### THE INPUT
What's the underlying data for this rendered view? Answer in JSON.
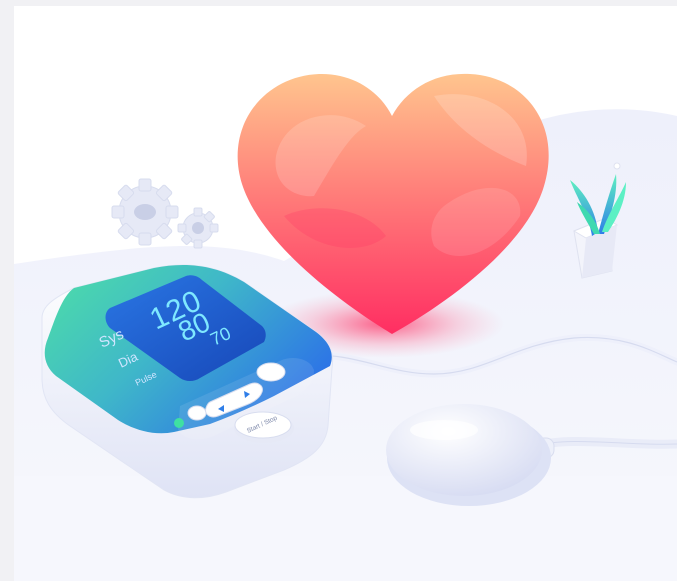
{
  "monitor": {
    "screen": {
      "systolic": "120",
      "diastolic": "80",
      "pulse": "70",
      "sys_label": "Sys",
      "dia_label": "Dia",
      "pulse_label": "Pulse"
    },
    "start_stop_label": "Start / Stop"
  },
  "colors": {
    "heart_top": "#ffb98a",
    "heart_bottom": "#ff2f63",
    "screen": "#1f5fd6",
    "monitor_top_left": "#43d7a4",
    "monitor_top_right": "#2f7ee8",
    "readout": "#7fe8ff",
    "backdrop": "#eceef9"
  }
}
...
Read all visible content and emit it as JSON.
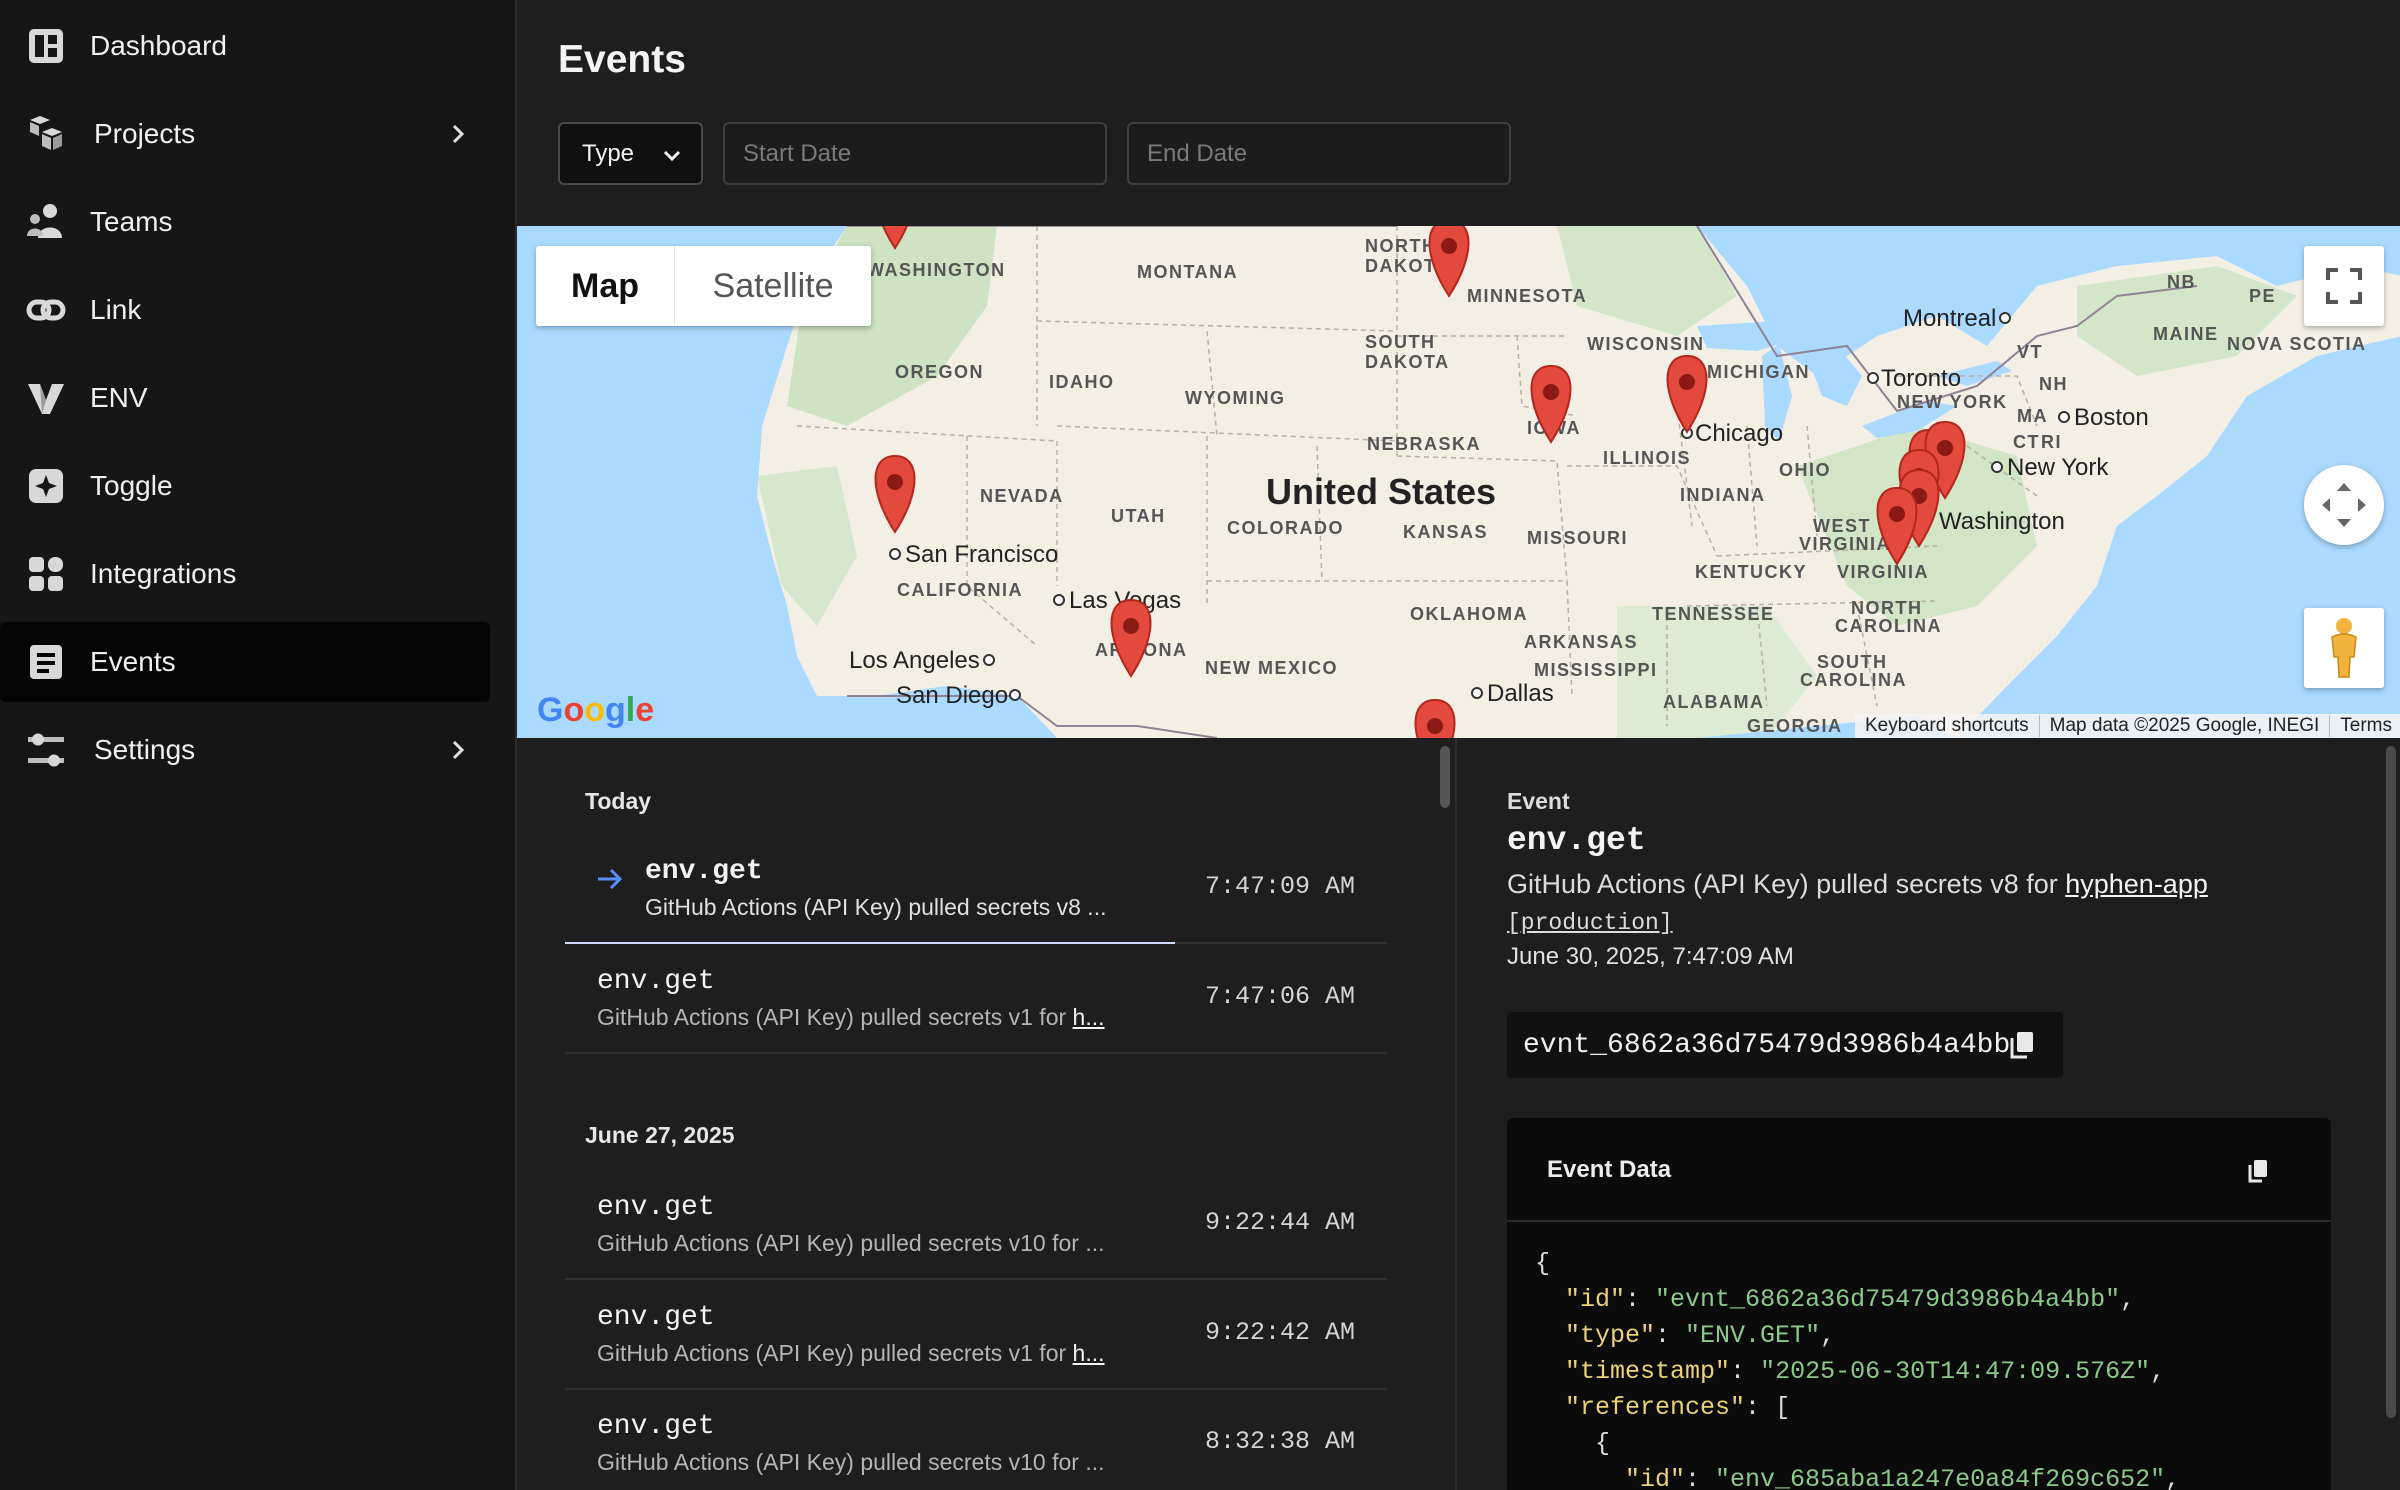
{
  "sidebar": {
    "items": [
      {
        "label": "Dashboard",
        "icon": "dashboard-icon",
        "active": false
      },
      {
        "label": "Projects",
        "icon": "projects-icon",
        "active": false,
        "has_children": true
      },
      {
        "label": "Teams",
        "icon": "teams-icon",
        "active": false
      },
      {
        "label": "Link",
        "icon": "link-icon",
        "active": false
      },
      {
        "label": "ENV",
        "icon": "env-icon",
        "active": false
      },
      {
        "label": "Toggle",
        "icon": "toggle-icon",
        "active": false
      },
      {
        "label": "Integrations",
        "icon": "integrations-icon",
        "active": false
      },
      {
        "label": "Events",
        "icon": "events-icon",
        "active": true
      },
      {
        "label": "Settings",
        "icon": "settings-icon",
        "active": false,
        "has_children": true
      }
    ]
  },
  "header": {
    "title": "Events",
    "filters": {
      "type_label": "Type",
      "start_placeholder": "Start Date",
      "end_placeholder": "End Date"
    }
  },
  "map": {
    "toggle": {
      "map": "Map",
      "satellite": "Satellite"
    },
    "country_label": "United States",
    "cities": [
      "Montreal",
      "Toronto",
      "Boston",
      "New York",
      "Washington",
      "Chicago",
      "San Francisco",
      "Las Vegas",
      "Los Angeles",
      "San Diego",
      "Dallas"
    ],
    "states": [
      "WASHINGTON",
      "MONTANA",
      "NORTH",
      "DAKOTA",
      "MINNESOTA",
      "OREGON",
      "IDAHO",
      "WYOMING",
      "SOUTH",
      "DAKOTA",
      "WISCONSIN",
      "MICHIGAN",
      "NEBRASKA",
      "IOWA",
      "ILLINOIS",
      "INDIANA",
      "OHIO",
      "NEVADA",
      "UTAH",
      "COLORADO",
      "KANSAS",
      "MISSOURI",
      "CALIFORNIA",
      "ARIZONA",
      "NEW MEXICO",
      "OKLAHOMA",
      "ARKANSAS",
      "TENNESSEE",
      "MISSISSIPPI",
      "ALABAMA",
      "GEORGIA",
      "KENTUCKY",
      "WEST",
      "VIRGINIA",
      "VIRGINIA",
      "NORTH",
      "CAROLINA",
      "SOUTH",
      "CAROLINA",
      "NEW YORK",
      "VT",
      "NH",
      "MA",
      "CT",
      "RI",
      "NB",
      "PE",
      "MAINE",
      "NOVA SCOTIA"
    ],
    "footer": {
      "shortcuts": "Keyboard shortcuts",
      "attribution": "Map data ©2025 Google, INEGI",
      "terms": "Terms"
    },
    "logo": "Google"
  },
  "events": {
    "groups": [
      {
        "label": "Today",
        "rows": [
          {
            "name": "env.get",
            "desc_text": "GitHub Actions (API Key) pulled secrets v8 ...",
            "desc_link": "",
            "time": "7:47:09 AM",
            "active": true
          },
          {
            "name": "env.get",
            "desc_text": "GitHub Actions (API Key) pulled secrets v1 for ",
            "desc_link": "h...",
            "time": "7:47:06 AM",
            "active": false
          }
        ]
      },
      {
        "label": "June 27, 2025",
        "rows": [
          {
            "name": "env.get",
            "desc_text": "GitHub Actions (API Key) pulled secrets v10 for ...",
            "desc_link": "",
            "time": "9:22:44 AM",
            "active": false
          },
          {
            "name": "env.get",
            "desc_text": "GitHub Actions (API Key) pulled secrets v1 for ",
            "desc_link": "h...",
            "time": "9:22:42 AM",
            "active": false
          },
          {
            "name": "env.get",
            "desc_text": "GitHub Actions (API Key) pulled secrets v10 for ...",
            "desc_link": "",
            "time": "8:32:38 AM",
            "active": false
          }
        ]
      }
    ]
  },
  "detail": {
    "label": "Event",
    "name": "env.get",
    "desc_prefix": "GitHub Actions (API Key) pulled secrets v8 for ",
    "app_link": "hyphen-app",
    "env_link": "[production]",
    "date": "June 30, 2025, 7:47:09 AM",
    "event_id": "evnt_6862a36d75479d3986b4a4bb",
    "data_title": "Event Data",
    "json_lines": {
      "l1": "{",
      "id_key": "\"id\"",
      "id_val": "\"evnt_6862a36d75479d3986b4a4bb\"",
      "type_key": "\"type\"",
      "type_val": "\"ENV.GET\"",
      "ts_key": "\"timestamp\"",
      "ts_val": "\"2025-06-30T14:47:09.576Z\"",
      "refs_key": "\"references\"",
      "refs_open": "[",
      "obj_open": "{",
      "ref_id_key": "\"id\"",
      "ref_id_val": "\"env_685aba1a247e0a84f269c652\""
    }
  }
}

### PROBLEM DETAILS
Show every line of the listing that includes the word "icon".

### ANSWER SECTION
        "icon": "dashboard-icon",
        "icon": "projects-icon",
        "icon": "teams-icon",
        "icon": "link-icon",
        "icon": "env-icon",
        "icon": "toggle-icon",
        "icon": "integrations-icon",
        "icon": "events-icon",
        "icon": "settings-icon",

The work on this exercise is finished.